### TASK OBJECTIVE
Word for word, restate the entries that follow.

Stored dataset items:
━━━━━━━━━━━━━━━━━━━━
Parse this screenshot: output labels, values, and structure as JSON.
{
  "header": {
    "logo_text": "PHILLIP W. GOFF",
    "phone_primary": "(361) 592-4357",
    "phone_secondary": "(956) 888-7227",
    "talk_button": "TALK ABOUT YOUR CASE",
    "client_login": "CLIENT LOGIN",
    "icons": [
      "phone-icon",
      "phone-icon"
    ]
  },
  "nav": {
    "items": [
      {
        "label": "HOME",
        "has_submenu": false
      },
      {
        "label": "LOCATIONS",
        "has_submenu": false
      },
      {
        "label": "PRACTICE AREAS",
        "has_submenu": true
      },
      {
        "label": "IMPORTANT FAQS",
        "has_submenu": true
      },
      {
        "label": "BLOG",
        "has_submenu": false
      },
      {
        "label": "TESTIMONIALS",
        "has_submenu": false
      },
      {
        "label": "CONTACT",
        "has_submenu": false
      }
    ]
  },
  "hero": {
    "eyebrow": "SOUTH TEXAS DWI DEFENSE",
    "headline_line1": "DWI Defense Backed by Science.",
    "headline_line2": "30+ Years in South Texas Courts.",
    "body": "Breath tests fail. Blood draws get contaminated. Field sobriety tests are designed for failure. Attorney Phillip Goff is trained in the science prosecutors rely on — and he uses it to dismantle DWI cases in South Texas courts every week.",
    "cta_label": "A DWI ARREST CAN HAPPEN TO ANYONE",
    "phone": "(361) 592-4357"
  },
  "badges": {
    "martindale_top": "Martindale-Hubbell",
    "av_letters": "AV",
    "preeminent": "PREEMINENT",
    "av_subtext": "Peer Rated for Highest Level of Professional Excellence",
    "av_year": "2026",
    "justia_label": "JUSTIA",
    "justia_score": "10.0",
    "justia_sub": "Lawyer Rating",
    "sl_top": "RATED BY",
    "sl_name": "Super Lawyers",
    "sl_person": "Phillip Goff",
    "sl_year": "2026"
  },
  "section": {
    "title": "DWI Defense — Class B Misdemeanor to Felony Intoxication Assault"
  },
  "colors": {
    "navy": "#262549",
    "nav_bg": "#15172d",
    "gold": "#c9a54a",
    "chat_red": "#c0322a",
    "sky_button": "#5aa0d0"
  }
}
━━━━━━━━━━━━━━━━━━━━
### OUTPUT
Parse this screenshot: output labels, values, and structure as JSON.
{
  "header": {
    "logo_text": "PHILLIP W. GOFF",
    "phone_primary": "(361) 592-4357",
    "phone_secondary": "(956) 888-7227",
    "talk_button": "TALK ABOUT YOUR CASE",
    "client_login": "CLIENT LOGIN",
    "icons": [
      "phone-icon",
      "phone-icon"
    ]
  },
  "nav": {
    "items": [
      {
        "label": "HOME",
        "has_submenu": false
      },
      {
        "label": "LOCATIONS",
        "has_submenu": false
      },
      {
        "label": "PRACTICE AREAS",
        "has_submenu": true
      },
      {
        "label": "IMPORTANT FAQS",
        "has_submenu": true
      },
      {
        "label": "BLOG",
        "has_submenu": false
      },
      {
        "label": "TESTIMONIALS",
        "has_submenu": false
      },
      {
        "label": "CONTACT",
        "has_submenu": false
      }
    ]
  },
  "hero": {
    "eyebrow": "SOUTH TEXAS DWI DEFENSE",
    "headline_line1": "DWI Defense Backed by Science.",
    "headline_line2": "30+ Years in South Texas Courts.",
    "body": "Breath tests fail. Blood draws get contaminated. Field sobriety tests are designed for failure. Attorney Phillip Goff is trained in the science prosecutors rely on — and he uses it to dismantle DWI cases in South Texas courts every week.",
    "cta_label": "A DWI ARREST CAN HAPPEN TO ANYONE",
    "phone": "(361) 592-4357"
  },
  "badges": {
    "martindale_top": "Martindale-Hubbell",
    "av_letters": "AV",
    "preeminent": "PREEMINENT",
    "av_subtext": "Peer Rated for Highest Level of Professional Excellence",
    "av_year": "2026",
    "justia_label": "JUSTIA",
    "justia_score": "10.0",
    "justia_sub": "Lawyer Rating",
    "sl_top": "RATED BY",
    "sl_name": "Super Lawyers",
    "sl_person": "Phillip Goff",
    "sl_year": "2026"
  },
  "section": {
    "title": "DWI Defense — Class B Misdemeanor to Felony Intoxication Assault"
  },
  "colors": {
    "navy": "#262549",
    "nav_bg": "#15172d",
    "gold": "#c9a54a",
    "chat_red": "#c0322a",
    "sky_button": "#5aa0d0"
  }
}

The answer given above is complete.